Instructions for the task — Each entry must be written out again exactly as it stands.

Materials provided —

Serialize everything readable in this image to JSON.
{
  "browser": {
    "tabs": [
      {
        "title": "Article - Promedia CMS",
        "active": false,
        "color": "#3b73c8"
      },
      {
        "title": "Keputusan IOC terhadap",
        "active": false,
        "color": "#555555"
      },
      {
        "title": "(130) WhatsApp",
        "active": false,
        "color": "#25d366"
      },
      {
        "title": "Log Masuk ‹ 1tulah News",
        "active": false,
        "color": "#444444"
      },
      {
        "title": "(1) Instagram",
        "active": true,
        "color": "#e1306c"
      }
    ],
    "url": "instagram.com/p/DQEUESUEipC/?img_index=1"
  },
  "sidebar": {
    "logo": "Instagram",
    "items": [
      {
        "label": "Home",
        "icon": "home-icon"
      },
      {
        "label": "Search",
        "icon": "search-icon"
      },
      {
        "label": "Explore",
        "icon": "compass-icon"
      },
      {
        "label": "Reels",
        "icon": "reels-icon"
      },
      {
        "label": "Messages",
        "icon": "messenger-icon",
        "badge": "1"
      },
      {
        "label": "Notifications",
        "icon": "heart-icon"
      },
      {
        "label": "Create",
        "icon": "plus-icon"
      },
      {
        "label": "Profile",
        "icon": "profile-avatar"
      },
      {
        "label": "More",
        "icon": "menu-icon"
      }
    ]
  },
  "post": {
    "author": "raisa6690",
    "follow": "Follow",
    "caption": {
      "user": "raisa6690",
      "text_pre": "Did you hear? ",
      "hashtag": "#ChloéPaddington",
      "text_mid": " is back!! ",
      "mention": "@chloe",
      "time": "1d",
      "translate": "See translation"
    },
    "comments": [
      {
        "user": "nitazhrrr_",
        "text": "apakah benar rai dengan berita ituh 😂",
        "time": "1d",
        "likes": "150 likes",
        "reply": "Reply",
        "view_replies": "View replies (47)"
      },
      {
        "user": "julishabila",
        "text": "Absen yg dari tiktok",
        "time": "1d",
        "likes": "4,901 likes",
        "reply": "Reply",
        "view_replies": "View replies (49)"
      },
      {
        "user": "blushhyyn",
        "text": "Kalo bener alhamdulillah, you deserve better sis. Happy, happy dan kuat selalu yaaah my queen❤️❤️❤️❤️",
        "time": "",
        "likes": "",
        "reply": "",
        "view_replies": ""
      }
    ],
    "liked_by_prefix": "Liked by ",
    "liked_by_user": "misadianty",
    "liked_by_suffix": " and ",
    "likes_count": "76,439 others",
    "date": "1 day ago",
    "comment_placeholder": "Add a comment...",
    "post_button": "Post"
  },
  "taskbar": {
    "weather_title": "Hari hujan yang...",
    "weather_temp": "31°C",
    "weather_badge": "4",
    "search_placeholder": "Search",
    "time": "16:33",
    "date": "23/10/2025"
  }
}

Completed task —
Serialize everything readable in this image to JSON.
{
  "browser": {
    "tabs": [
      {
        "title": "Article - Promedia CMS",
        "active": false,
        "color": "#3b73c8"
      },
      {
        "title": "Keputusan IOC terhadap",
        "active": false,
        "color": "#555555"
      },
      {
        "title": "(130) WhatsApp",
        "active": false,
        "color": "#25d366"
      },
      {
        "title": "Log Masuk ‹ 1tulah News",
        "active": false,
        "color": "#444444"
      },
      {
        "title": "(1) Instagram",
        "active": true,
        "color": "#e1306c"
      }
    ],
    "url": "instagram.com/p/DQEUESUEipC/?img_index=1"
  },
  "sidebar": {
    "logo": "Instagram",
    "items": [
      {
        "label": "Home",
        "icon": "home-icon"
      },
      {
        "label": "Search",
        "icon": "search-icon"
      },
      {
        "label": "Explore",
        "icon": "compass-icon"
      },
      {
        "label": "Reels",
        "icon": "reels-icon"
      },
      {
        "label": "Messages",
        "icon": "messenger-icon",
        "badge": "1"
      },
      {
        "label": "Notifications",
        "icon": "heart-icon"
      },
      {
        "label": "Create",
        "icon": "plus-icon"
      },
      {
        "label": "Profile",
        "icon": "profile-avatar"
      },
      {
        "label": "More",
        "icon": "menu-icon"
      }
    ]
  },
  "post": {
    "author": "raisa6690",
    "follow": "Follow",
    "caption": {
      "user": "raisa6690",
      "text_pre": "Did you hear? ",
      "hashtag": "#ChloéPaddington",
      "text_mid": " is back!! ",
      "mention": "@chloe",
      "time": "1d",
      "translate": "See translation"
    },
    "comments": [
      {
        "user": "nitazhrrr_",
        "text": "apakah benar rai dengan berita ituh 😂",
        "time": "1d",
        "likes": "150 likes",
        "reply": "Reply",
        "view_replies": "View replies (47)"
      },
      {
        "user": "julishabila",
        "text": "Absen yg dari tiktok",
        "time": "1d",
        "likes": "4,901 likes",
        "reply": "Reply",
        "view_replies": "View replies (49)"
      },
      {
        "user": "blushhyyn",
        "text": "Kalo bener alhamdulillah, you deserve better sis. Happy, happy dan kuat selalu yaaah my queen❤️❤️❤️❤️",
        "time": "",
        "likes": "",
        "reply": "",
        "view_replies": ""
      }
    ],
    "liked_by_prefix": "Liked by ",
    "liked_by_user": "misadianty",
    "liked_by_suffix": " and ",
    "likes_count": "76,439 others",
    "date": "1 day ago",
    "comment_placeholder": "Add a comment...",
    "post_button": "Post"
  },
  "taskbar": {
    "weather_title": "Hari hujan yang...",
    "weather_temp": "31°C",
    "weather_badge": "4",
    "search_placeholder": "Search",
    "time": "16:33",
    "date": "23/10/2025"
  }
}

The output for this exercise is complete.